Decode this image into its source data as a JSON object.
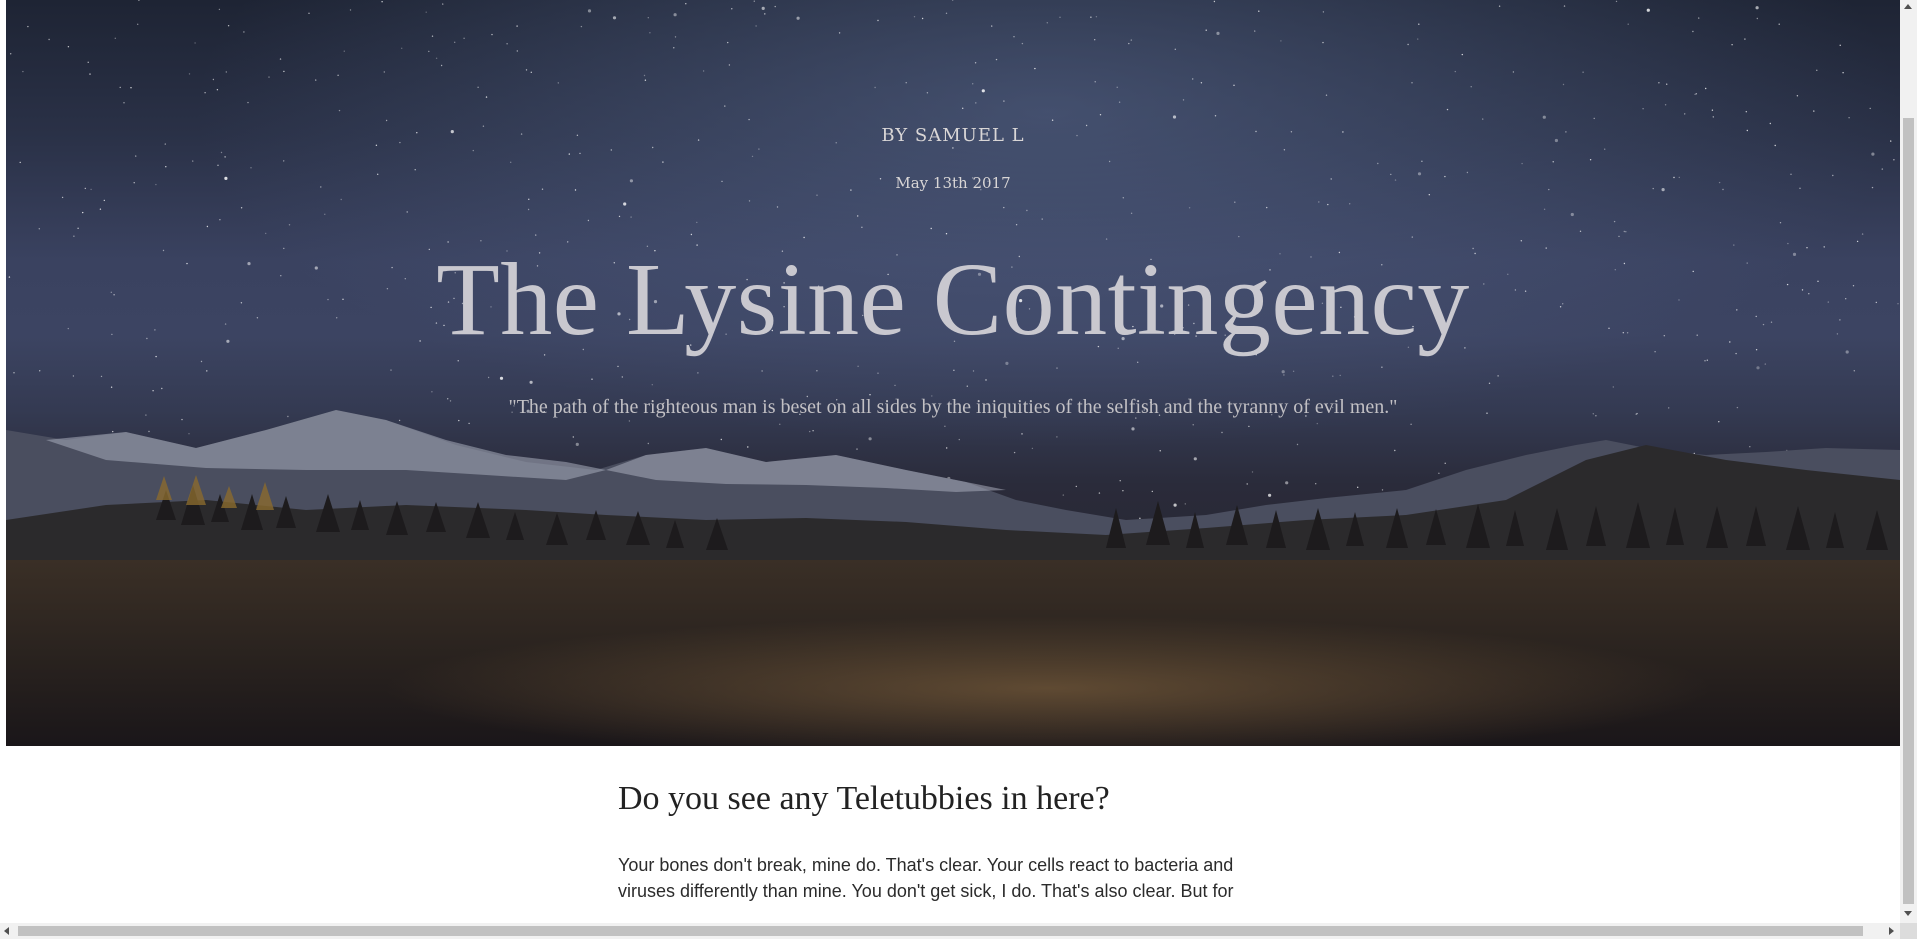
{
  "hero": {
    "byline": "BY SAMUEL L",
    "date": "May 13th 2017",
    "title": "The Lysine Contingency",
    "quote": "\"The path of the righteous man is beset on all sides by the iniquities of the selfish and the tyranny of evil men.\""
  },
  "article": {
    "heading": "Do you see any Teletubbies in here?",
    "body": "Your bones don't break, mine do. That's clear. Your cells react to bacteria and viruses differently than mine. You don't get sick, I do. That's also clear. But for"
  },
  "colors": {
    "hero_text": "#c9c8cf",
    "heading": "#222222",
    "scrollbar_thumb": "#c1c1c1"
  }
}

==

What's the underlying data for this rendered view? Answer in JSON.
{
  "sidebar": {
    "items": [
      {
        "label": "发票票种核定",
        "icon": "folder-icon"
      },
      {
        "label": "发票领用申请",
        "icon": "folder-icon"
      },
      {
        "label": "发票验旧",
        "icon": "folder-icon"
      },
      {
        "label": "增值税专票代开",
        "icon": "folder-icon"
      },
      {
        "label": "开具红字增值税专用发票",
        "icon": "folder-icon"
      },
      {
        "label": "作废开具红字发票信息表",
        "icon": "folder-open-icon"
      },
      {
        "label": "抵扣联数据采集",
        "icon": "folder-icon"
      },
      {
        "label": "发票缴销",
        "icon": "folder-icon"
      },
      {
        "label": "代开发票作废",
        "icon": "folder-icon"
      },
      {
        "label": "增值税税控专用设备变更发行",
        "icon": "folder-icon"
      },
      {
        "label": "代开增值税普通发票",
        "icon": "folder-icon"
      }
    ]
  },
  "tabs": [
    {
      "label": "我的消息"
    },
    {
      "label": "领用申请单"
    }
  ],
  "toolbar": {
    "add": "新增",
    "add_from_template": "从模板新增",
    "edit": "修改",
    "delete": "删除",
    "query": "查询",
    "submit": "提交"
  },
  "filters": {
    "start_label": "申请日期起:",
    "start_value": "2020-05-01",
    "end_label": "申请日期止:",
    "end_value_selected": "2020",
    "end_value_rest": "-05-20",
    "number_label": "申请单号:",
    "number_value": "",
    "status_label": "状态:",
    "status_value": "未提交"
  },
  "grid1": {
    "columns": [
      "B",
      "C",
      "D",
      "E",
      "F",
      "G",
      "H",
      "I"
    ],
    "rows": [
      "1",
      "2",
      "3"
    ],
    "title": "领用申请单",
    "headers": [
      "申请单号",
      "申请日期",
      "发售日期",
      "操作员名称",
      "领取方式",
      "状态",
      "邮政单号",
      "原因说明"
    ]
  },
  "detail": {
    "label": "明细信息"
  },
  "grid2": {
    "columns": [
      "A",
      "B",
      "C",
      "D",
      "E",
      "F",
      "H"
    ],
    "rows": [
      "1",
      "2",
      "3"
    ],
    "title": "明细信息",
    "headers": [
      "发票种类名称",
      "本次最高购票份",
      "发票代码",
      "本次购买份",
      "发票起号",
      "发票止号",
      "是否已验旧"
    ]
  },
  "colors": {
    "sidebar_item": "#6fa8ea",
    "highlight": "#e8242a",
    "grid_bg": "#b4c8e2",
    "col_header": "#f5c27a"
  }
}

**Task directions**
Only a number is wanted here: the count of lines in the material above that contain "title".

**Response to the task**
3